Brilliant and totally captivating, I could feel myself on that train :-) I was disappointed when it ended.

David T said...

I'm a Nationalist Middle Class and have had many opportunities to go and work in London but I turn them down every single time. Each time I visit I feel I'm going into some weird expensive multicultural place where I'm not felt very welcome or at home. After graduating I went for interviews with investment banks but didn't get a job, I was not interviewed by any white Briton and those places were full of ethnic minorities of all nationalities. What do they care for our economy, our pensions, our investments, our stock market? Only what they can get out of them, to hell with us indigenous Brits who pay into such things.
On a side note, I once travelled from Paddington(?) to Reading and one of the train stations starting with S (I forgot, sorry) also had the name on the platform sign written in something arabic. I concluded this must be an enriched area. What a disgrace to England that is.

Unknown said...

Good poem. I also like the Lion and the Ambush.

I think the BNP should make more use of the alternative media to get the message across.

UKIPS Farrage and Marta Andreason have been interviewed on www.redicecreatons.com Could be a good idea to get Nick or another BNP spokesperson on the show. The interviewer Henrik seems like a clever chap and you would be guaranteed an unbiased platform.
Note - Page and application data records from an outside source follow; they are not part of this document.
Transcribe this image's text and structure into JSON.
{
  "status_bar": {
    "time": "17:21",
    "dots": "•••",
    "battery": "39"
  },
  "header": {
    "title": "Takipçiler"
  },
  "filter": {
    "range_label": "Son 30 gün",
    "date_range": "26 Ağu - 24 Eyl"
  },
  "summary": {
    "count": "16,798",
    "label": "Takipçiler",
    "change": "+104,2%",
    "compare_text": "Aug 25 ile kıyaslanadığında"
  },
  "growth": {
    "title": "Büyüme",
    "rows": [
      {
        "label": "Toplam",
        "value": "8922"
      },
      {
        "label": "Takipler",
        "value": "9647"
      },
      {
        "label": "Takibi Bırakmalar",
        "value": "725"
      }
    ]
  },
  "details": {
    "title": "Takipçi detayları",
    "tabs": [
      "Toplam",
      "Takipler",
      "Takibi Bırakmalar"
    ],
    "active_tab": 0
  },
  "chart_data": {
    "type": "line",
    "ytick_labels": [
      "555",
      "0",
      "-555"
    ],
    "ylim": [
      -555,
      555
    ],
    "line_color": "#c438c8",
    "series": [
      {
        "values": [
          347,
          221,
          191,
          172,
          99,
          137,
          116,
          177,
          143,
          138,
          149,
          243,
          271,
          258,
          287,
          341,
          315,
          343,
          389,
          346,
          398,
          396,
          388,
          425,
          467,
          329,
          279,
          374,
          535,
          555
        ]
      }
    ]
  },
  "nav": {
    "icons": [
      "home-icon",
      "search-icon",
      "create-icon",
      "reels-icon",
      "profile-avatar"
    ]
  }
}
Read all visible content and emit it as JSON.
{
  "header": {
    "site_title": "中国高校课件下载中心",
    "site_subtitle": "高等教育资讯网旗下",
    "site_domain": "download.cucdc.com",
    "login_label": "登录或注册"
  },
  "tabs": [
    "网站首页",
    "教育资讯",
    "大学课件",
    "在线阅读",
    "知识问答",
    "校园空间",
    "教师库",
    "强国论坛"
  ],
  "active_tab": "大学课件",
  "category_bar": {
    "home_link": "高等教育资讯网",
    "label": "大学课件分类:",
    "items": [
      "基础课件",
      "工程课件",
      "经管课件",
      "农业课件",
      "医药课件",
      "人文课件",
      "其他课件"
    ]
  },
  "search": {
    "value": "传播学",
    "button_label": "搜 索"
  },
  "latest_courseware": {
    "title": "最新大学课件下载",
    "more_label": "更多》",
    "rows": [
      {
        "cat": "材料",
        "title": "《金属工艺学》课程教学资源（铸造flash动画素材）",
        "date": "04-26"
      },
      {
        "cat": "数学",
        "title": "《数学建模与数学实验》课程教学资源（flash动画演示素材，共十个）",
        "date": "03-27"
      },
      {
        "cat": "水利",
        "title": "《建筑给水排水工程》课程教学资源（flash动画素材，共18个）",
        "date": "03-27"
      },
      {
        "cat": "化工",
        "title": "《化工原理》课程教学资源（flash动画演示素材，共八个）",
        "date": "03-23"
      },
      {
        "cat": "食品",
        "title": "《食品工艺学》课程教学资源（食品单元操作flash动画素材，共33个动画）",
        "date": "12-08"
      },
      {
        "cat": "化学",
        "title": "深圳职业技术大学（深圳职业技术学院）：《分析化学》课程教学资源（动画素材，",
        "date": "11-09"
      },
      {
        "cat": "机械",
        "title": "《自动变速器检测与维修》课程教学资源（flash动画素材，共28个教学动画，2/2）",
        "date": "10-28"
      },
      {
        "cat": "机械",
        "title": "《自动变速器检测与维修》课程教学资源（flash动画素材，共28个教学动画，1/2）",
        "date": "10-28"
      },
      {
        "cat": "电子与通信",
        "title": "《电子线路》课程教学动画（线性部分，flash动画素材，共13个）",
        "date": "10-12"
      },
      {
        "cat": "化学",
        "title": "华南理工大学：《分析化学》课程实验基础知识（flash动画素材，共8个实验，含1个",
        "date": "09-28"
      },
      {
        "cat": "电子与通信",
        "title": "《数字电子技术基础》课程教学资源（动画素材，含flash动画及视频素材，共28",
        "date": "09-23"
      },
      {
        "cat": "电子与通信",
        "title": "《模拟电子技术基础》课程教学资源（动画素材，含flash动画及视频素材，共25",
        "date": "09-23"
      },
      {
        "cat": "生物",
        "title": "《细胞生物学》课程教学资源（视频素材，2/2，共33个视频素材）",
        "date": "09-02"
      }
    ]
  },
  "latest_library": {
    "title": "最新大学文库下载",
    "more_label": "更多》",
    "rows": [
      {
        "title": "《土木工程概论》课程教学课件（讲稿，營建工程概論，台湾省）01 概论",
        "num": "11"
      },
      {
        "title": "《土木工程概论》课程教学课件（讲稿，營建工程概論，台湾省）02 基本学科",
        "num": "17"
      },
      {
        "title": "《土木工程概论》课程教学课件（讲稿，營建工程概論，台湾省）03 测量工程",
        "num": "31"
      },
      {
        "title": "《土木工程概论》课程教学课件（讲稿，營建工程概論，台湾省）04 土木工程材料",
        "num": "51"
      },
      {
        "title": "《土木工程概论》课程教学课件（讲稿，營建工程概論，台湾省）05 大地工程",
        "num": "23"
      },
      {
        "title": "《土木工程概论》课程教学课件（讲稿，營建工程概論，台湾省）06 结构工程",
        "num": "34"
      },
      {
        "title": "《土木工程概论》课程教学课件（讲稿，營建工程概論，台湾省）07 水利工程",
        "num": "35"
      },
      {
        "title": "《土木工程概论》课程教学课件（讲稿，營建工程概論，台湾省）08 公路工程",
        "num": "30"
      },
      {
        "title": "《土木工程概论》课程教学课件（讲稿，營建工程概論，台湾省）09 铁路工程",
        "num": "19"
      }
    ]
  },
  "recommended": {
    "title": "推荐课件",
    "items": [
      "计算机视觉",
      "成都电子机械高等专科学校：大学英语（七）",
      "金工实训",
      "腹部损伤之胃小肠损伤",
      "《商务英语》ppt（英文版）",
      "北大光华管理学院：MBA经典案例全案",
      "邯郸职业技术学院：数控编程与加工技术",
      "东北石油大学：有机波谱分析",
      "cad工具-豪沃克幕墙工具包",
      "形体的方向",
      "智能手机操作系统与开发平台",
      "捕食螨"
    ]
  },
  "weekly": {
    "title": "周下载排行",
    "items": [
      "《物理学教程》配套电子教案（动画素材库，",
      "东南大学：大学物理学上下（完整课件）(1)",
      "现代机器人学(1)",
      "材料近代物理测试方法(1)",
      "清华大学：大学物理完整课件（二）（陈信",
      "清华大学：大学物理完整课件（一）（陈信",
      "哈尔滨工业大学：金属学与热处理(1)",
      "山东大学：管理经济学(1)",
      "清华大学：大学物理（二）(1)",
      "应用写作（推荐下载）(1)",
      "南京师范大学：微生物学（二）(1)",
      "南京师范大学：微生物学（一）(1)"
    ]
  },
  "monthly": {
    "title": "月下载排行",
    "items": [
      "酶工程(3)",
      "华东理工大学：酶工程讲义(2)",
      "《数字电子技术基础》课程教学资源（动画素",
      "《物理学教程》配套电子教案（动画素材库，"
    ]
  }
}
You should also check out Henriks interview with Anthony Peake, I think you would like that, giving your interest in gnosticism.